The routine takes roughly six seconds to complete.
But for Anton Stephenson, the vault has left some lasting impressions.
The Nebraska men's gymnast recalls the first time he stuck a landing on a Yurchenko, one of the more unique and difficult vaults. It came in high school.
"It was the coolest moment," Stephenson said.
Then there was the summer of 2018. Stephenson nailed his landing two consecutive days to win the U.S. vaulting championship in Boston.
Stephenson is a three-time Big Ten Conference champion in the event. He was named Big Ten men's co-gymnast of the year. But the Fishers, Indiana, native is determined to take his vault to another height. That would be a national championship.
The NCAA Championships are Friday and Saturday in Champaign, Illinois, and Stephenson is one of the favorites in the vault. It will be a tough field.
Stephenson's impact on the NU gymnastics program goes beyond his impressive vault performance. He's an All-American in multi-events, and he recently was named Nebraska's male student-athlete of the year.

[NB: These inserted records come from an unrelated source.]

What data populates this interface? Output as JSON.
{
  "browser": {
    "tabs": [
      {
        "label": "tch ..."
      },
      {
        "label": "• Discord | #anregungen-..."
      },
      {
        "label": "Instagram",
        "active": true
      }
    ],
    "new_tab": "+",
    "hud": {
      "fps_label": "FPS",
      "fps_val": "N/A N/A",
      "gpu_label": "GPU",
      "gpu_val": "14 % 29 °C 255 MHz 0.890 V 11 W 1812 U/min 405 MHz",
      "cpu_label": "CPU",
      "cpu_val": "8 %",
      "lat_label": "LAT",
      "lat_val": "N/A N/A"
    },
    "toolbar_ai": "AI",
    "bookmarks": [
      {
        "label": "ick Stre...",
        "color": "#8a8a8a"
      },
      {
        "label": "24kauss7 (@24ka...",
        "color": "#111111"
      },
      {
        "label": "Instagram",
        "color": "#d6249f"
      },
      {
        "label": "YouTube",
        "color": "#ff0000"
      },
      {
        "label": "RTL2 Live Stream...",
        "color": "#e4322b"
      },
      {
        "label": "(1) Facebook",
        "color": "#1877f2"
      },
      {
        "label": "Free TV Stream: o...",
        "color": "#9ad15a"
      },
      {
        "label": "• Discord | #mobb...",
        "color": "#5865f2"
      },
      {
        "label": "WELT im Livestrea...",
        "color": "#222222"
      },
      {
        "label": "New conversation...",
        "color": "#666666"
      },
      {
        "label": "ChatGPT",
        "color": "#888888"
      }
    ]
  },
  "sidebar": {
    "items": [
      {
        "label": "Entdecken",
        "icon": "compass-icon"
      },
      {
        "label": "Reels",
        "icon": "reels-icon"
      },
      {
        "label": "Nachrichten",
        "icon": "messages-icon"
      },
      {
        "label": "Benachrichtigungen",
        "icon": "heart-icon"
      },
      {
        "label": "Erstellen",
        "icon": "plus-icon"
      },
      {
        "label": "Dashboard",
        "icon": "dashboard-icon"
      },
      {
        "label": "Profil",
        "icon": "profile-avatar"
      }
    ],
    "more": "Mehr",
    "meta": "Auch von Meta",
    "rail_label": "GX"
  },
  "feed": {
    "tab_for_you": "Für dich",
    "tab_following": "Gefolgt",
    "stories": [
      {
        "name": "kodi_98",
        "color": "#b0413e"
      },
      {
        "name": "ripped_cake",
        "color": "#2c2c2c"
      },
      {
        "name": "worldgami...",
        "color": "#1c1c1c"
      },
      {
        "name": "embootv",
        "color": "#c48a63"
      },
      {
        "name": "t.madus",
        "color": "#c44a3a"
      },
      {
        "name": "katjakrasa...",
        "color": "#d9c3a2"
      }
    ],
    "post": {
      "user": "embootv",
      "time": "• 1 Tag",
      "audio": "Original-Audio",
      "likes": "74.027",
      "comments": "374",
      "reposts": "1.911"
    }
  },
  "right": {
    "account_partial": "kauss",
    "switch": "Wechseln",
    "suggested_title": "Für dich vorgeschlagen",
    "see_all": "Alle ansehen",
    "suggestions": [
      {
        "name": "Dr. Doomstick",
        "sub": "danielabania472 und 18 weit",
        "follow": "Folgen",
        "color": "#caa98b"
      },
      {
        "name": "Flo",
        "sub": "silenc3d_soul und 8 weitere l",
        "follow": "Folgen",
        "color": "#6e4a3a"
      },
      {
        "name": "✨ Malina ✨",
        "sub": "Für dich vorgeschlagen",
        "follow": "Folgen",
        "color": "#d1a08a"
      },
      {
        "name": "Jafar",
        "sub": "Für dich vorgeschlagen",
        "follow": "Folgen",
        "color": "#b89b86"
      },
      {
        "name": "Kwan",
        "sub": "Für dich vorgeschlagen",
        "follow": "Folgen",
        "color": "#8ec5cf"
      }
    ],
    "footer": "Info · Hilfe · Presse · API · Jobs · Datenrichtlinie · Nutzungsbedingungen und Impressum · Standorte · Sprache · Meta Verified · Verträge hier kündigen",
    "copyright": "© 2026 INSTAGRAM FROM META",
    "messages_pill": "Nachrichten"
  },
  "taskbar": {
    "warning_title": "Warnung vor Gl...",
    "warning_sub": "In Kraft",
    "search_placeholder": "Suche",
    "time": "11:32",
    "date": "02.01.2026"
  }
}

"It's bittersweet," NU coach Chuck Chmelka said of this being Stephenson's final meet as a Husker. "He's so important to our team's success in every way that you could imagine. We've never really had a guy in every way like that. He has encompassed everything that collegiate athletics is about. I doubt I'll have anybody like that again."
So what makes Stephenson such a great vaulter? Why the Yurchenko?
Stephenson and his coach take us through the intense, and yet graceful, routine.
"When I'm standing at the end of the runway I do the same thing on every event," said Stephenson, who tied for second on vault at the 2018 NCAA meet. "It's slowing my heart rate to make myself feel as comfortable as possible, confident and low-key, but also to make the exact same feeling as practice. I do the same breaths, I do the same chalking rotations."
A 25-meter runway stands between Stephenson and the table, or horse. Many vault routines require a lot of generated speed, but that's not the biggest key to the Yurchenko.
"It's more for lankier guys like me who maybe are not the powerhouses you typically see on vault," Stephenson said. "So it's not about how fast I run, it's about the technique of getting what's called a strong block, when you hit the horse and go up in the air."
Going in blind
What makes the Yurchenko stand out from other vaults is its approach. It's the trickiest (and for first-time trainees "scary," Stephenson said) part.
The vaulter does a cartwheel-like round-off, and uses a back handspring to push himself toward the table. Stephenson's back is to the table at that point.
"A Yurchenko is also unique because it's the only vault that you don't see the table when you're approaching it," he said. "You just have to know where the table is; where the other vaults, you run into it. Just knowing where that table is without seeing it and keeping your arms locked so that you're ready to push as soon as it gets there."
Early training sessions for that particular vault requires many reps on soft mats and then mats over the table, Chmelka said.
Once in the air, Stephenson executes a double full — a 1½ somersault with a 2½ twist.
"You can kind of tell sometimes when you're going to stick, but there are definitely other times, where I'm underrotated or didn't get a good block, I've got to start bending my knees a little bit," Stephenson said. "Definitely you can adjust for your block by how you twist and flip in the air.
"A Yurchenko is actually a very beneficial vault, because there's less deductions pre-flight, so when I do my round-off back handspring onto the table, my legs stay together, whereas a lot of other styles of entry they have leg splits."
Said Chmelka, "Then he also does it beautifully. His toes are pointed and he just looks really nice in the air, and there's no execution errors or very few."
This is where Stephenson separates himself from most other college vaulters.
Sticking (no hops) a vault landing is one of the toughest things to accomplish in gymnastics. Stephenson is extremely consistent at bringing his feet together and sticking his landings.
A stuck landing results in an extra point to a gymnast's score, and can be the difference between winning and finishing somewhere in the middle.
If you score in the 14s, then you just executed a great vault. Stephenson has scored 15 points or better twice this year.
"There's a lot of body mechanisms happening at once and in order to come down and nail it consistently — there's so many variables — and he has the uncanny knack to stick," Chmelka said.
Confidence and comfort
Stephenson has been doing this vault since his senior year in high school. He says comfort is a big reason behind his success.
"That's the key," he said. "Even someone that is that comfortable with this vault, I still don't think about sticking it ever because I don't want to change anything, so I still have to stay focused. I still have to settle myself and think of the right things.
"It's very fast, so you really don't get a lot of thoughts in."